» Records to use:
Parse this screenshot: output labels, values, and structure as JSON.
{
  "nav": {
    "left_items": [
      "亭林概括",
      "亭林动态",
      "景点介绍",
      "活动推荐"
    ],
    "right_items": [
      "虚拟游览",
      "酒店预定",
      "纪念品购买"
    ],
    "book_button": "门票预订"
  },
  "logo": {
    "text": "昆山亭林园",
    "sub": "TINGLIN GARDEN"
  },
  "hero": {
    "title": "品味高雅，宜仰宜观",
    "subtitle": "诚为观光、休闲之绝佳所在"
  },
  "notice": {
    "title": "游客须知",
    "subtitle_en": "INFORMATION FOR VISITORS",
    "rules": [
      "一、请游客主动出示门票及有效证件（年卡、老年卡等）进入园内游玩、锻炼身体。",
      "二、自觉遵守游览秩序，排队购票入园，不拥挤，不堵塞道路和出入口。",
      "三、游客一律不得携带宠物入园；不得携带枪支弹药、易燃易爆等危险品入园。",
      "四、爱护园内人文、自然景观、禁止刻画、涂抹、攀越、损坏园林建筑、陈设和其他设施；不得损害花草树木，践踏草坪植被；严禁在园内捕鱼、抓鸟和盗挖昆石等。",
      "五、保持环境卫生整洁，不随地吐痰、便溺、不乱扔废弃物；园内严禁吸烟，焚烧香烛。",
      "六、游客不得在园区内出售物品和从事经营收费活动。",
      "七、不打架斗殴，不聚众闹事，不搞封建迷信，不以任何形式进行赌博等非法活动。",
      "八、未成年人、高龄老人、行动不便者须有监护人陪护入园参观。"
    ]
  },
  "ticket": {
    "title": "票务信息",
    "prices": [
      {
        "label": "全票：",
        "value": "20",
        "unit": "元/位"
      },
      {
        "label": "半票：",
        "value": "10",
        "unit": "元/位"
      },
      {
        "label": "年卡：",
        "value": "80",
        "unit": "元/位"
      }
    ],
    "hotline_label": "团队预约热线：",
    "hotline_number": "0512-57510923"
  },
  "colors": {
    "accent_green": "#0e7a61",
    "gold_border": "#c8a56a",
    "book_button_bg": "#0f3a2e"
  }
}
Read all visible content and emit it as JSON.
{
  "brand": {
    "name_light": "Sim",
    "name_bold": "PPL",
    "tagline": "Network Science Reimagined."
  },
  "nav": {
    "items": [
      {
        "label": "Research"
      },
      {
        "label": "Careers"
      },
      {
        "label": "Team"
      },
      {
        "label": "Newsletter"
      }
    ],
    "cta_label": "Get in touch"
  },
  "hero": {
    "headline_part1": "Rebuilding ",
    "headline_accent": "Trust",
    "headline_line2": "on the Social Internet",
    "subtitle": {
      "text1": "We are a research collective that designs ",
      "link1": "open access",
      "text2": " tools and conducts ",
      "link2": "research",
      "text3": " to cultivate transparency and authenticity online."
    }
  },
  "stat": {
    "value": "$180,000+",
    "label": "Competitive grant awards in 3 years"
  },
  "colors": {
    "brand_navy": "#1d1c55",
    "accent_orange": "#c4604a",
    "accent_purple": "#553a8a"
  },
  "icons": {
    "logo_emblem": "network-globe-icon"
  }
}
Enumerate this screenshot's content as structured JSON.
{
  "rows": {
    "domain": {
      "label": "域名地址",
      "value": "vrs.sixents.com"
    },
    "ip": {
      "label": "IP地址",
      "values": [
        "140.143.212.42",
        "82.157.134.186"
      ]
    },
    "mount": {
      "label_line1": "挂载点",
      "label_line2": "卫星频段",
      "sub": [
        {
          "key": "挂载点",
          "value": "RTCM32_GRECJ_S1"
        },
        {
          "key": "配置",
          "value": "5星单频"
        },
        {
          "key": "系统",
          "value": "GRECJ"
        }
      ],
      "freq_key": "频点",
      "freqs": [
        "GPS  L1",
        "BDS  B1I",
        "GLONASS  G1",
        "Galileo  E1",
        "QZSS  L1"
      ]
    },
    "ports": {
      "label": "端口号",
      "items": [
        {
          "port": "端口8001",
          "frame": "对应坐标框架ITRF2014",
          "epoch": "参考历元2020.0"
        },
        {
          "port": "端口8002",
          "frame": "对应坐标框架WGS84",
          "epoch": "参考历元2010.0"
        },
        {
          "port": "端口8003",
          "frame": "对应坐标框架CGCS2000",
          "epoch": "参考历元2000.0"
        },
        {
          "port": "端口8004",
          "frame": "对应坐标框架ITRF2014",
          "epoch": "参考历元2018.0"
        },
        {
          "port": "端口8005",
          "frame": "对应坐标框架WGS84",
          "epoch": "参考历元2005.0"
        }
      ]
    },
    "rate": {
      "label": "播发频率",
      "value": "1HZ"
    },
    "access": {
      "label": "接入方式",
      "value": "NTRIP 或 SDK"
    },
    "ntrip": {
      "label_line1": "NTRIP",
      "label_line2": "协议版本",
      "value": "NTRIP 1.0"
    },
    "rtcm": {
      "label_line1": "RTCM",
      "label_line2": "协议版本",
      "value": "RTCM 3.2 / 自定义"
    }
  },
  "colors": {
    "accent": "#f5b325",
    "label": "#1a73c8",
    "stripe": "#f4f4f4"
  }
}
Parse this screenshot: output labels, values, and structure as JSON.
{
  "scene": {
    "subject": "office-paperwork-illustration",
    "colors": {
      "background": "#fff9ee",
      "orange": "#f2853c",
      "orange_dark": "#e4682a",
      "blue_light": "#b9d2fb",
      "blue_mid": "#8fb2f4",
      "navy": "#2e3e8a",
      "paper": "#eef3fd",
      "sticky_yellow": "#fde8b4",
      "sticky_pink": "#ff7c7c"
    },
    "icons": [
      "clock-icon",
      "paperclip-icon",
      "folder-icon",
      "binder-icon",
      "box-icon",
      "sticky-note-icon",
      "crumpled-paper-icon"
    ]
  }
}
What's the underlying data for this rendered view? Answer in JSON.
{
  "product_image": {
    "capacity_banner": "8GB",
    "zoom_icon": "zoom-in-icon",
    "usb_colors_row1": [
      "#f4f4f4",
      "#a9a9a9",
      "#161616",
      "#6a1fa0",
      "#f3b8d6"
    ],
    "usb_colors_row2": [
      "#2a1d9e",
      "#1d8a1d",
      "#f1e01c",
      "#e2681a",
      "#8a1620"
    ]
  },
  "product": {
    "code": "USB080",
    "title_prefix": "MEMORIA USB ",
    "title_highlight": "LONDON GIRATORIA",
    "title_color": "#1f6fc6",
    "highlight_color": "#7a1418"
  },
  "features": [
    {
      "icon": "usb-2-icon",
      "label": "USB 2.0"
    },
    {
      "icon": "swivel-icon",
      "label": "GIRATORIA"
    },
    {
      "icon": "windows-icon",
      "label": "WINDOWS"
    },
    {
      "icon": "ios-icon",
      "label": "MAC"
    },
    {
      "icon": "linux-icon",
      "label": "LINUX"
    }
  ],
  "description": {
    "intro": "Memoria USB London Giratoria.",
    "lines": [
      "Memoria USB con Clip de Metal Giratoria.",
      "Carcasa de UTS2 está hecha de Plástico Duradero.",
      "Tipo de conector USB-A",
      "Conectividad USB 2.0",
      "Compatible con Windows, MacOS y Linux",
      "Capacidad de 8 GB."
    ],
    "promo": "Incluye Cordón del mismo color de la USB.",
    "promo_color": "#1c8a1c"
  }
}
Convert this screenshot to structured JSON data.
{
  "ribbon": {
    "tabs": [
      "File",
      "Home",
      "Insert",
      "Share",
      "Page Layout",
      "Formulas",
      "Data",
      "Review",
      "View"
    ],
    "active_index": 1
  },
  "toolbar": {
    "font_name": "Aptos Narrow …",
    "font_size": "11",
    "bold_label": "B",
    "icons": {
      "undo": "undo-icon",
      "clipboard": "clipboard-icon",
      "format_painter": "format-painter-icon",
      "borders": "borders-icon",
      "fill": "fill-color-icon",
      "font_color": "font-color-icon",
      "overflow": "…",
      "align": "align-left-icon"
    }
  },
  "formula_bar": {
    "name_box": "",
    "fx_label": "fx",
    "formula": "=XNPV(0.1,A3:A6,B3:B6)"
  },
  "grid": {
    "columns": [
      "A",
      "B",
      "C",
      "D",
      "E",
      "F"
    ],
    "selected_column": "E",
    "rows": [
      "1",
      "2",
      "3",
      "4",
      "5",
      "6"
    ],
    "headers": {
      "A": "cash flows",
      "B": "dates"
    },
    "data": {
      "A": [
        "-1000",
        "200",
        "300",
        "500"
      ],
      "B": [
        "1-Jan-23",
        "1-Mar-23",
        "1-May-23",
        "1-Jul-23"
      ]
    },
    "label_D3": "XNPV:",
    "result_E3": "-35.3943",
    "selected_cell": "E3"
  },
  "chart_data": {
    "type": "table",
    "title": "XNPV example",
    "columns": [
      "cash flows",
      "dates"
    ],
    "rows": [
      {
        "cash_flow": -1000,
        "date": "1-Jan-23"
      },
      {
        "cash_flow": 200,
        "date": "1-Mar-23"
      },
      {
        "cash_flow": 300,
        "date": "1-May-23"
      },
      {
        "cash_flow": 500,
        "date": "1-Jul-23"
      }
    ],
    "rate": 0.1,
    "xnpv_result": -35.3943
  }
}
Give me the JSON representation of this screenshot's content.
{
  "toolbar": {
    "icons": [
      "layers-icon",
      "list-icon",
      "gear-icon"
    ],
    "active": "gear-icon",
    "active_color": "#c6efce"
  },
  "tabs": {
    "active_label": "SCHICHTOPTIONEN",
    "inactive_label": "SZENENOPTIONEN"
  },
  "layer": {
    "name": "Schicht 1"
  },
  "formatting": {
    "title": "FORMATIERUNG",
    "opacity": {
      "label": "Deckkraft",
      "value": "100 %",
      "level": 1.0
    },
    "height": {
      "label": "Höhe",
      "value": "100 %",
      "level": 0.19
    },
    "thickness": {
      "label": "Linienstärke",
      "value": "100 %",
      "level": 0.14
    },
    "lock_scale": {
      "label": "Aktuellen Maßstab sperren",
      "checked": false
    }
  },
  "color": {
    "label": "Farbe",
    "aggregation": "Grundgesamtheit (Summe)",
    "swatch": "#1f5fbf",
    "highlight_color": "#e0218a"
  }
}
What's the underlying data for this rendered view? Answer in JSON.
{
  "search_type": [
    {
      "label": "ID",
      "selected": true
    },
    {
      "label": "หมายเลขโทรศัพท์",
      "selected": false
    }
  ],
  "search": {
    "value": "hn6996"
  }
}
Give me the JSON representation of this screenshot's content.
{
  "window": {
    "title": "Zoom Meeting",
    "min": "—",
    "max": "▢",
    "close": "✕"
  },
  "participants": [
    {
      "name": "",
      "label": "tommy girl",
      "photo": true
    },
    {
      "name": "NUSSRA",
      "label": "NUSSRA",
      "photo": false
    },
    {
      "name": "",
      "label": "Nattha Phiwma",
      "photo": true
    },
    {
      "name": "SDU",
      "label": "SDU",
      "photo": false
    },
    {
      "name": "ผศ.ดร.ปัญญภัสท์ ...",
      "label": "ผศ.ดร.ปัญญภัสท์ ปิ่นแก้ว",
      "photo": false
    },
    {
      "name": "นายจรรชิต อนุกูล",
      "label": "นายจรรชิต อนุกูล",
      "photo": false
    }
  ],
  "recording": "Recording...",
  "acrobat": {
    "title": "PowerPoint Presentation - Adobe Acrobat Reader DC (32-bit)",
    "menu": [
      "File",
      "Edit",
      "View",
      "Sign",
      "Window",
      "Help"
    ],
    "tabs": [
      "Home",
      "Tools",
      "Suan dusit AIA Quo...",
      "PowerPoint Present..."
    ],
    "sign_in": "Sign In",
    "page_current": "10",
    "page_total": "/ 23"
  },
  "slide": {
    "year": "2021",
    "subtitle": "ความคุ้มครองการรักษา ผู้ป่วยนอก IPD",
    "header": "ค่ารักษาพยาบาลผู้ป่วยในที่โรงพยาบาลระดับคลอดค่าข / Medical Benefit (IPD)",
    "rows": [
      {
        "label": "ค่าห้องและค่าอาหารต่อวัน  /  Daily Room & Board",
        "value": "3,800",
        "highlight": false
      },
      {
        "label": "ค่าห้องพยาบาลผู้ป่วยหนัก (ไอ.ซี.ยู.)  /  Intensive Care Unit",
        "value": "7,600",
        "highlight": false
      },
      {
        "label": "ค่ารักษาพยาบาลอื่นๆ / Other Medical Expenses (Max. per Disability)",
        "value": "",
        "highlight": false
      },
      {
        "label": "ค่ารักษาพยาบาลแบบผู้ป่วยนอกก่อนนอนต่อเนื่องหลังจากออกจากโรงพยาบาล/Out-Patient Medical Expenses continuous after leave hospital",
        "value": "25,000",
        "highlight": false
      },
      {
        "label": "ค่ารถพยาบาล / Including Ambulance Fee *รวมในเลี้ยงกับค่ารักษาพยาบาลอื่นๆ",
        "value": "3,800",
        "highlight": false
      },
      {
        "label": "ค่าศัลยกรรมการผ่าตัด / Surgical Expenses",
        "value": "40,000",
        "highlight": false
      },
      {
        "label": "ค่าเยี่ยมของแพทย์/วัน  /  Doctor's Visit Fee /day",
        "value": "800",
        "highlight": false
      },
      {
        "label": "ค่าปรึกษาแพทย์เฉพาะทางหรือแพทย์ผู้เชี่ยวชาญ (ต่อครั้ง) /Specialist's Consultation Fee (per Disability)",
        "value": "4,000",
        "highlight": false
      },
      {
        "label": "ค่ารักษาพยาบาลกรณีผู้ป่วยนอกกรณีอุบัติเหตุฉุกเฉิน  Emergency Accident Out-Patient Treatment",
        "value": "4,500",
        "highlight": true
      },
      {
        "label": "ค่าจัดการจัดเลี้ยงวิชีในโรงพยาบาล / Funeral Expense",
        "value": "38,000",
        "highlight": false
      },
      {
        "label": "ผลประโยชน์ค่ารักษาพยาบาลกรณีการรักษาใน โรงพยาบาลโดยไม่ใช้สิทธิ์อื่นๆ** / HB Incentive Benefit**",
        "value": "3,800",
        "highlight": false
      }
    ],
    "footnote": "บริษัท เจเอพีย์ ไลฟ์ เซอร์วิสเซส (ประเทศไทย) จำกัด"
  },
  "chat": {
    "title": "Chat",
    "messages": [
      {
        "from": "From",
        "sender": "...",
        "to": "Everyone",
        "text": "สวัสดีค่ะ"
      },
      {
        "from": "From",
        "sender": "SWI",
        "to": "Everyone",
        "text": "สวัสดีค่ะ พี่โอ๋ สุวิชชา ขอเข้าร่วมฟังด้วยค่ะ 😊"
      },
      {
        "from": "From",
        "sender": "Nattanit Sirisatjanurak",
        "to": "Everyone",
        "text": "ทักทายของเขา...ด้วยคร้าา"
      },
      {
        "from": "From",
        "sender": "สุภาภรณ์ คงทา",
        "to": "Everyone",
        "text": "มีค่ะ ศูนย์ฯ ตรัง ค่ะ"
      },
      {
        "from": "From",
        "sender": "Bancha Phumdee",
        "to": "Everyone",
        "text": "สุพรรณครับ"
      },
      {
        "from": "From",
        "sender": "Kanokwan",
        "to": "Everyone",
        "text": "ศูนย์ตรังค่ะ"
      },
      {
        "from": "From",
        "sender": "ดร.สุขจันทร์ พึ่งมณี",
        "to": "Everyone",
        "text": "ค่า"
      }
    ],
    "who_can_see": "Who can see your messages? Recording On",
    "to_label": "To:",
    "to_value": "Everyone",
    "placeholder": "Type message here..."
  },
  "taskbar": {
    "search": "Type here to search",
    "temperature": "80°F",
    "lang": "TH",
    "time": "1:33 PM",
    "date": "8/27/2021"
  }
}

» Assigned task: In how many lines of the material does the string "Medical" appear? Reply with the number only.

» Output of the exercise: 3